The following are some articles that discuss how airborne transmission occurs, why wearing a mask protects us from others exhaling the virus, and also protects us from inhaling the virus and lowers how much virus we are exposed to (cloth and surgical masks protect us from most virus particles, but not all). In fact, some scientists are wondering whether wearing masks so lowers the amount of virus a person is exposed to (viral load), that if a person gets the infection, the body can deal with it much better and the infections may be asymptomatic or minor.

In case you're wondering: being outdoors dilutes and disperses the virus. If you are concerned about the virus spreading indoors - then open a window (to dilute and disperse the virus).

This is a really big deal - the possibility that up to 95% of infections could be asymptomatic! Excerpts from an interesting article by Dr. Monica Gandhi (Prof. of Medicine at Univ. of California) at The Conversation: Cloth masks do protect the wearer – breathing in less coronavirus means you get less sick

It seems people get less sick if they wear a mask.   ...continue reading "Masks Protect Us Several Ways From the Coronavirus"

Exercise is good for memory and the brain. University of Geneva researchers found that even one short bout of moderate or intense exercise improves memory and acquisition of new motor skills.

In a well-designed study, 15 healthy volunteers exercised intensely for 15 minutes, moderately for 30 minutes, or rested, and were given various tests both before and after exercising. They found that exercise had beneficial effects on the hippocampus of the brain, and that physical exercise improves some types of memory. The hippocampus plays a critical role in learning and memory.

Intense physical exercise improves memory functions by increasing neural plasticity in the hippocampus. [Note: increasing plasticity of the brain is good.] The findings of this study match earlier animal research, in that "a single session of physical exercise has been shown to boost anandamide (AEA), an endocannabinoid known to promote hippocampal plasticity".

The researchers felt that this study provided additional evidence that physical exercise could possibly prevent cognitive decline as people age. Typically some cognitive decline, along with a reduction in brain volume, occurs in the aging brain, so slowing down or preventing cognitive decline is desirable. Bottom line: Get out and move, move, move for brain health! By the way, all physical activity is better than no activity.

From Medical Xpress: Sport and memory go hand in hand

If sport is good for the body, it also seems to be good for the brain. By evaluating memory performance following a sport session, neuroscientists from the University of Geneva (UNIGE) demonstrate that an intensive physical exercise session as short as 15 minutes on a bicycle improves memory, including the acquisition of new motor skills. ...continue reading "Some Intense Exercise Is Beneficial For The Brain"

Looking for  a reason to stop smoking? How about brain bleeds?
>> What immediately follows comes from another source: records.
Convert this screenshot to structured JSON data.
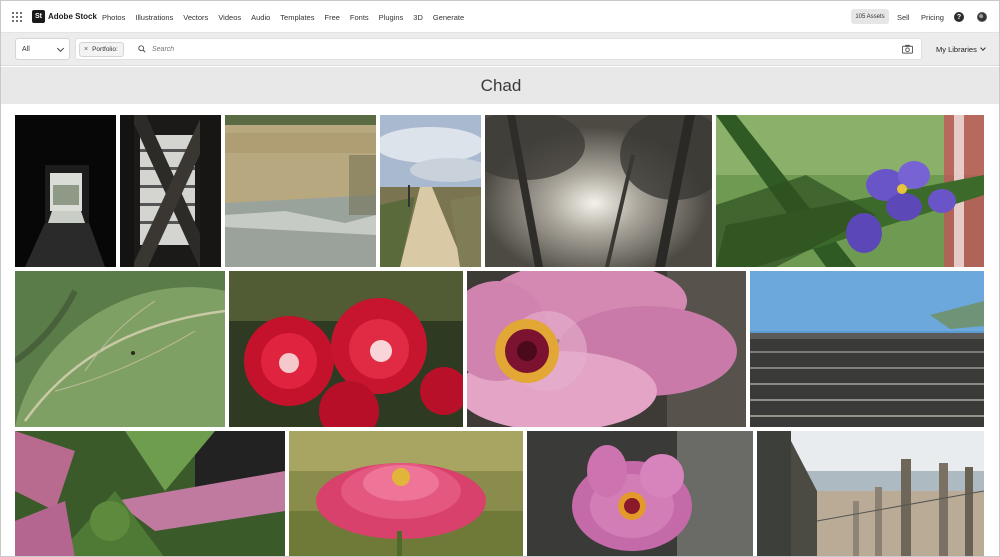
{
  "brand": {
    "mark": "St",
    "name": "Adobe Stock"
  },
  "nav": {
    "items": [
      "Photos",
      "Illustrations",
      "Vectors",
      "Videos",
      "Audio",
      "Templates",
      "Free",
      "Fonts",
      "Plugins",
      "3D",
      "Generate"
    ]
  },
  "header_right": {
    "assets": "105 Assets",
    "sell": "Sell",
    "pricing": "Pricing",
    "help": "?"
  },
  "search": {
    "type_value": "All",
    "chip_label": "Portfolio:",
    "chip_close": "×",
    "placeholder": "Search",
    "my_libraries": "My Libraries"
  },
  "page": {
    "title": "Chad"
  },
  "colors": {
    "accent": "#1a1a1a",
    "band": "#e8e8e8",
    "search_bar": "#ececec"
  },
  "gallery": {
    "items": [
      {
        "icon": "covered-bridge-tunnel-photo"
      },
      {
        "icon": "bridge-timber-truss-photo"
      },
      {
        "icon": "marsh-reeds-water-photo"
      },
      {
        "icon": "sandy-path-dunes-photo"
      },
      {
        "icon": "trees-sun-canopy-photo"
      },
      {
        "icon": "purple-spiderwort-flower-photo"
      },
      {
        "icon": "green-leaf-insect-photo"
      },
      {
        "icon": "red-roses-photo"
      },
      {
        "icon": "pink-dahlia-closeup-photo"
      },
      {
        "icon": "roof-shingles-sky-photo"
      },
      {
        "icon": "green-pink-plant-photo"
      },
      {
        "icon": "pink-zinnia-flower-photo"
      },
      {
        "icon": "pink-dahlia-dark-photo"
      },
      {
        "icon": "beach-fence-posts-photo"
      }
    ]
  }
}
A recent study found that cigarette smoking is linked to death from the extremely serious bleeding stroke called subarachnoid hemorrhage (SAH).

Researchers in Finland followed 16,282 twin pairs for over 40 years. They found that for both men and women smoking was strongly linked to death from a subarachnoid hemorrhage, and was more important than any genetic factors (which had a "modest link" to only a few deaths). They also did not find a link with high blood pressure, or levels of physical activity.

A subarachnoid hemorrhage is a type of stroke that results from bleeding in the space between the brain and the thin membrane that covers it (subarachnoid space). A SAH occurs in about 5 to 6% of all strokes. It is a medical emergency that frequently leads to death.

Excerpts from Science Daily: Smoking linked to bleeding in the brain in large, long-term study of twins

An investigation of the Finnish Twin Cohort reaffirmed a link between smoking and subarachnoid hemorrhage (SAH), a type of bleeding stroke that occurs under the membrane that covers the brain and is frequently fatal. The new study by researchers in Finland is published today in Stroke, a journal of the American Stroke Association, a division of the American Heart Association.  ...continue reading "Smoking Linked To Hemorrhagic Stroke Deaths"